## PROVIDED DATA
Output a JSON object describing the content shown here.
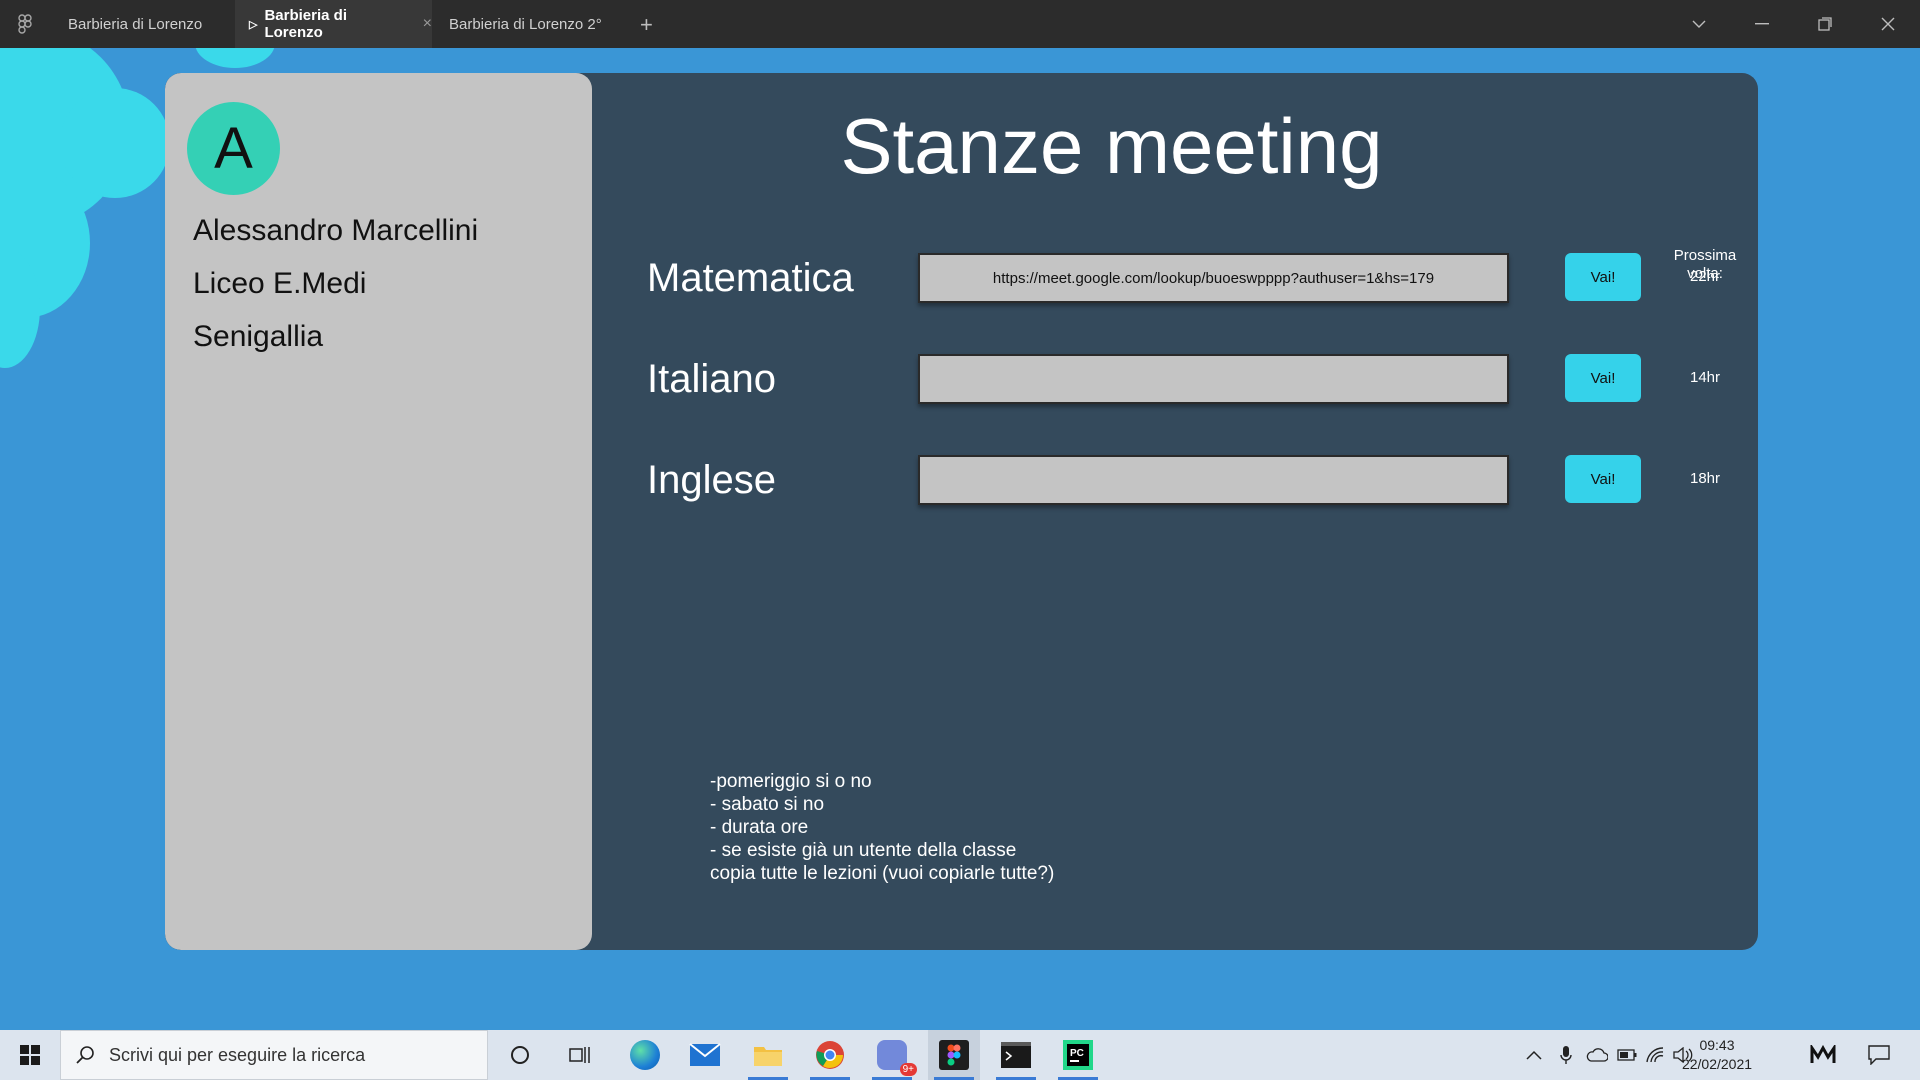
{
  "window": {
    "tabs": [
      {
        "label": "Barbieria di Lorenzo"
      },
      {
        "label": "Barbieria di Lorenzo"
      },
      {
        "label": "Barbieria di Lorenzo 2°"
      }
    ]
  },
  "profile": {
    "avatar_letter": "A",
    "name": "Alessandro Marcellini",
    "school": "Liceo E.Medi",
    "city": "Senigallia"
  },
  "page": {
    "title": "Stanze meeting",
    "next_label": "Prossima volta:"
  },
  "rooms": [
    {
      "name": "Matematica",
      "link": "https://meet.google.com/lookup/buoeswpppp?authuser=1&hs=179",
      "button": "Vai!",
      "next": "22hr"
    },
    {
      "name": "Italiano",
      "link": "",
      "button": "Vai!",
      "next": "14hr"
    },
    {
      "name": "Inglese",
      "link": "",
      "button": "Vai!",
      "next": "18hr"
    }
  ],
  "notes": [
    " -pomeriggio si o no",
    "- sabato si no",
    "- durata ore",
    "- se esiste già un utente della classe",
    "copia tutte le lezioni (vuoi copiarle tutte?)"
  ],
  "taskbar": {
    "search_placeholder": "Scrivi qui per eseguire la ricerca",
    "badge": "9+",
    "time": "09:43",
    "date": "22/02/2021"
  },
  "colors": {
    "canvas": "#3a96d6",
    "card": "#344a5c",
    "sidebar": "#c4c4c4",
    "accent": "#35d2ea",
    "avatar": "#34d0b5"
  }
}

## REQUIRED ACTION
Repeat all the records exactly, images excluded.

## EXPECTED OUTPUT
Output a JSON object describing the content shown here.
{
  "window": {
    "tabs": [
      {
        "label": "Barbieria di Lorenzo"
      },
      {
        "label": "Barbieria di Lorenzo"
      },
      {
        "label": "Barbieria di Lorenzo 2°"
      }
    ]
  },
  "profile": {
    "avatar_letter": "A",
    "name": "Alessandro Marcellini",
    "school": "Liceo E.Medi",
    "city": "Senigallia"
  },
  "page": {
    "title": "Stanze meeting",
    "next_label": "Prossima volta:"
  },
  "rooms": [
    {
      "name": "Matematica",
      "link": "https://meet.google.com/lookup/buoeswpppp?authuser=1&hs=179",
      "button": "Vai!",
      "next": "22hr"
    },
    {
      "name": "Italiano",
      "link": "",
      "button": "Vai!",
      "next": "14hr"
    },
    {
      "name": "Inglese",
      "link": "",
      "button": "Vai!",
      "next": "18hr"
    }
  ],
  "notes": [
    " -pomeriggio si o no",
    "- sabato si no",
    "- durata ore",
    "- se esiste già un utente della classe",
    "copia tutte le lezioni (vuoi copiarle tutte?)"
  ],
  "taskbar": {
    "search_placeholder": "Scrivi qui per eseguire la ricerca",
    "badge": "9+",
    "time": "09:43",
    "date": "22/02/2021"
  },
  "colors": {
    "canvas": "#3a96d6",
    "card": "#344a5c",
    "sidebar": "#c4c4c4",
    "accent": "#35d2ea",
    "avatar": "#34d0b5"
  }
}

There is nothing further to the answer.